Diners enter through a sleek 12-seat bar room, and the long dining room is divided into two distinct sections. Racks of wine line some of the walls, and lighting is dim and has a slight bluish tint. Chandeliers hang overhead. The wait staff is friendly, knowledgeable, and professional, and more than willing to make suggestions without being pushy.
We started with a generous seafood sampler, loaded with East and West Coast oysters, clams, shrimp, jumbo lump crab, and chilled lobster, which the server removed from the shell tableside (if you’re looking to splurge on caviar, three different varieties are available, complete with all the fixings). Other appetizers include a jumbo lump crab cake (with big chunks of crab); a sweet Madagascar prawn with chipotle mayo, grilled pineapple, fennel salad, and kumquats; filet mignon steak tartar; and Spanish octopus with romesco, baby potatoes, cherry tomatoes, and Kalamata olives.
Seafood is flown in daily, and is featured in entrées including blackened Montauk swordfish with panzanella and arugula salad; roasted Nova Scotia Halibut with lemon gnocchi, fava beans, kale chimichurri, and beurre blanc; Atlantic cod with fennel cream, Romanesco, rainbow cauliflower, and celery; and whole Maine lobsters (stuffed with crab if you choose) and Alaskan King crab legs; While most seafood restaurants tend to present their seafood as-is with little accompaniment, Sea Fire’s seafood is the centerpiece of a composed dish. Steaks are dry-aged for three weeks in-house, and include filet mignon, bone-in New York strip, bone-in ribeye, and a porter house for two. Rack of lamb, pan-roasted chicken with farro risotto, and filet mignon with maitake mushrooms and cippolini onions are also available, as are sides including herb fries, sweet and spicy Brussels sprouts, lobster mac and cheese, shishito peppers, and creamed spinach.

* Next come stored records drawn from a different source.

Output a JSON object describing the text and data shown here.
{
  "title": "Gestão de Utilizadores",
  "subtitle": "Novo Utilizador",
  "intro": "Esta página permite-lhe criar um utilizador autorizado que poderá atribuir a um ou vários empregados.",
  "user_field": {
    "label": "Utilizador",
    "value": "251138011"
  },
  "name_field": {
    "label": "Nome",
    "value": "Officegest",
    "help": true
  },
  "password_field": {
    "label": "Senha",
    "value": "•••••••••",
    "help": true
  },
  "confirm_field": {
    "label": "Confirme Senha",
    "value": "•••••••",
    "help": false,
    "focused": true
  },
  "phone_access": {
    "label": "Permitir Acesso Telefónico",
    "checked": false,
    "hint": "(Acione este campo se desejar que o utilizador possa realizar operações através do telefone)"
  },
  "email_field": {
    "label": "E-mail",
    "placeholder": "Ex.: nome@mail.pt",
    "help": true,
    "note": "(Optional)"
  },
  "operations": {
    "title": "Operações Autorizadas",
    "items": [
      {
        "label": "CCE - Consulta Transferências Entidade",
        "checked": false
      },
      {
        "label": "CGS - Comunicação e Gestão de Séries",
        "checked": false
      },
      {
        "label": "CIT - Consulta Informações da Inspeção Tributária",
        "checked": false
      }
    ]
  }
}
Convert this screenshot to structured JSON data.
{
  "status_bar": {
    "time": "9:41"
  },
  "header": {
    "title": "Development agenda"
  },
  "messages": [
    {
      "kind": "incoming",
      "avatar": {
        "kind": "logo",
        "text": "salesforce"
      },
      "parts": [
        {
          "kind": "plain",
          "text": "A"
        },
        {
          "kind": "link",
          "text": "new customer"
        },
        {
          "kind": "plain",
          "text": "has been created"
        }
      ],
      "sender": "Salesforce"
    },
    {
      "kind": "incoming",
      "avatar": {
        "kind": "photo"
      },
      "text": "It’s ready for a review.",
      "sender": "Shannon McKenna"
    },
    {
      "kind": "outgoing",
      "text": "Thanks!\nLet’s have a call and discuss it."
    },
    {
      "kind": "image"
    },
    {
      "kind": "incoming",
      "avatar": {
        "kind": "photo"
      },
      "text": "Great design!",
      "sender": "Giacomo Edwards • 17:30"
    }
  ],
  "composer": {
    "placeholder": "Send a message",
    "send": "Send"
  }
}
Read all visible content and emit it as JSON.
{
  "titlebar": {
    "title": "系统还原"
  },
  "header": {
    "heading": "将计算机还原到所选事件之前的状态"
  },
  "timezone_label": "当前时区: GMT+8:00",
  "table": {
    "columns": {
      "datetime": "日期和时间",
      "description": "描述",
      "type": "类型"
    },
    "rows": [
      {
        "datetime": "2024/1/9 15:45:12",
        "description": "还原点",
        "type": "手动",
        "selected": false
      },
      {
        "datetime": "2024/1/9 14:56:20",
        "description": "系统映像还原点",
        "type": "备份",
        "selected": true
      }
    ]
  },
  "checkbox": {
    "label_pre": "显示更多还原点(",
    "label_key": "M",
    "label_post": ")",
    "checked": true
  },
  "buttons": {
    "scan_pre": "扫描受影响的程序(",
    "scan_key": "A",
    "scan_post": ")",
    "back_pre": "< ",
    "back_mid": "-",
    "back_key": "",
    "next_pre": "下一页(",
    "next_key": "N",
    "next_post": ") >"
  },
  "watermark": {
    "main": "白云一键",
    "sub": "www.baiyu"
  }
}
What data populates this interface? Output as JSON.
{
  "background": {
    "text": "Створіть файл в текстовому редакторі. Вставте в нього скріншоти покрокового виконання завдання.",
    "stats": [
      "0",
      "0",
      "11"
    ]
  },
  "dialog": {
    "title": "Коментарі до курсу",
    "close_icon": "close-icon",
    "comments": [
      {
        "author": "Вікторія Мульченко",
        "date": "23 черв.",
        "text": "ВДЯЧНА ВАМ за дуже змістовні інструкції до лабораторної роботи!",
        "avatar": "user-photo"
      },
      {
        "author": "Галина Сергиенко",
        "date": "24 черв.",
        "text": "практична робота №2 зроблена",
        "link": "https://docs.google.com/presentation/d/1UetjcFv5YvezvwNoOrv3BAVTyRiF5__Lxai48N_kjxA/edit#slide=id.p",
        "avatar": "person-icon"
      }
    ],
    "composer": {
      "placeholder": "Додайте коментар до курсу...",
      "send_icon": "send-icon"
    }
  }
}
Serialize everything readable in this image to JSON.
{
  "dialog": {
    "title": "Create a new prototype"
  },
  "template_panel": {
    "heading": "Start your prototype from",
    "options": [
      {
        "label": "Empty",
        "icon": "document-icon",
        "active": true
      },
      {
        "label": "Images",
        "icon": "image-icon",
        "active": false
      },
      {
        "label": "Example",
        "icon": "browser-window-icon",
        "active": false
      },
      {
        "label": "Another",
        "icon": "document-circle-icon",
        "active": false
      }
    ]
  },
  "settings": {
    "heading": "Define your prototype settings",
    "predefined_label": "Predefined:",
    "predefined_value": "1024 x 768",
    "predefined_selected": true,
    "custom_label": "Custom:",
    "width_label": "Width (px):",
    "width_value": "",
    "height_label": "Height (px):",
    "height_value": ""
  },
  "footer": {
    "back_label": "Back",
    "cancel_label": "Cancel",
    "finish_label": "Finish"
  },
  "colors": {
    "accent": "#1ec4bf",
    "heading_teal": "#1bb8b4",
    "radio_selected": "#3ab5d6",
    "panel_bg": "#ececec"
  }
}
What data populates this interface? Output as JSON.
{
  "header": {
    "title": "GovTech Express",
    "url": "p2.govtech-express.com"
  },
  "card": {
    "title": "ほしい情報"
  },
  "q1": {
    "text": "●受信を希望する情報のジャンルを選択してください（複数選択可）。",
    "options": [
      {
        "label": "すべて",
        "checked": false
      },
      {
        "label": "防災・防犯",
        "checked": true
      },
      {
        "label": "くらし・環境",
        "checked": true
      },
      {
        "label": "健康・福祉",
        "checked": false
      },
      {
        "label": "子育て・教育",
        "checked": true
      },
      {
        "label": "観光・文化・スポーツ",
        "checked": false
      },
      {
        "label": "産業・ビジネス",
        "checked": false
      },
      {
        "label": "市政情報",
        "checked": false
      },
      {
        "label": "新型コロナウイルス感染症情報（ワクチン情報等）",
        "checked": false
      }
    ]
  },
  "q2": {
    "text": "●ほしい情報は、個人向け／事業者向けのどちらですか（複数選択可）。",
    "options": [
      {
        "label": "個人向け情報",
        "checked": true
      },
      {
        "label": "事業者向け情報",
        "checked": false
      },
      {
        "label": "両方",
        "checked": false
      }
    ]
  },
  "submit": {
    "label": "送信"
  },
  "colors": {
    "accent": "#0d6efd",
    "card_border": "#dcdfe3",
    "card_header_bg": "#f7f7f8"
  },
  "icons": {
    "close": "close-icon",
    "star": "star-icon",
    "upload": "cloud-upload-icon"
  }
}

The restaurant’s piece de resistance, however, has to be the surf and turf. Instead of the expected lobster tail-filet duo, Sea Fire’s variation starts with a nine-ounce filet mignon and is topped with generous portions of de-shelled fresh lobster, shrimp, and king crab, all atop beurre blanc and red wine reduction. It’s the height of opulence, and it’s simply astounding. If there’s room for dessert, we suggest the warm gingerbread cake, classic crème brûlée, or a creative cheese plate.
The Sea Fire Grill should be on anyone’s short list for his or her next special occasion or celebratory meal. It’s very rare that we encounter a restaurant that provides guests with an essentially flawless experience, but our meal at Sea Fire was stellar from start to finish.